Hearing those words broke my heart. Fortunately, Macy qualified to be part of an international clinical trial through the Royal Children’s Hospital in Melbourne, which extended for two years. Her treatment with the MEK Inhibitor Trametinib finished in March 2018 and her tumours were initially stable. We were thrilled, but her next MRI showed worrying changes. Treatment with two different types of chemotherapy drugs began again in September.
Treatment seemed to be going along smoothly until she suddenly developed pneumonia and an infection under her big toenail.
Initially, no connection was made between the infection and her treatment until a second toe became infected...and then a third and fourth. She was scheduled for surgery the following week.
It was at this point that her oncology team decided her port (where the IV for chemo is infused into her bloodstream) should be removed. It had been there for seven years and her chemo was now taken orally, so it was no longer needed.
Routine surgery quickly turned into major surgery after the central line snapped off inside her chest wall and travelled through her heart, into her lung and lodged itself in her pulmonary artery.
Many attempts were made to retrieve it without success, so she was flown out of Hobart on an emergency flight to Melbourne for open-heart surgery. It seemed Macy had no luck at all.
Fortunately, a cardiologist in Melbourne was able to retrieve the 4 cm central line by another incision in her groin, narrowly avoiding another major operation. Unfortunately, she still needed surgery on her toes and was flown back to Royal Hobart Hospital for the operation she was initially booked in to have.
Still on her daily chemo, she developed a skin toxicity from the treatment and became unable to fight off infections. With yet another roadblock in her way, the decision was made to give her a break from any treatment to give her body the chance to heal itself.
It has been eight years since her diagnosis, effective treatment options are limited and there is no cure.
She is now 11 years old, two years into a second clinical trial (accessing the MEK Inhibitor, Trametinib) and her tumours are stable. Finally.
She fatigues very quickly but is attending school on most days. She is determined to take back some control and enjoy just being a kid.
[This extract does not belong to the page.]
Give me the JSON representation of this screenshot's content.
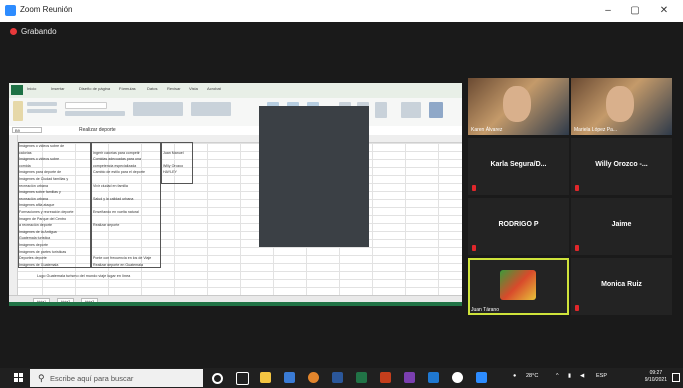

So much of Macy’s childhood was taken from her because of Neurofibromatosis…but we are still hopeful and we are still fighting!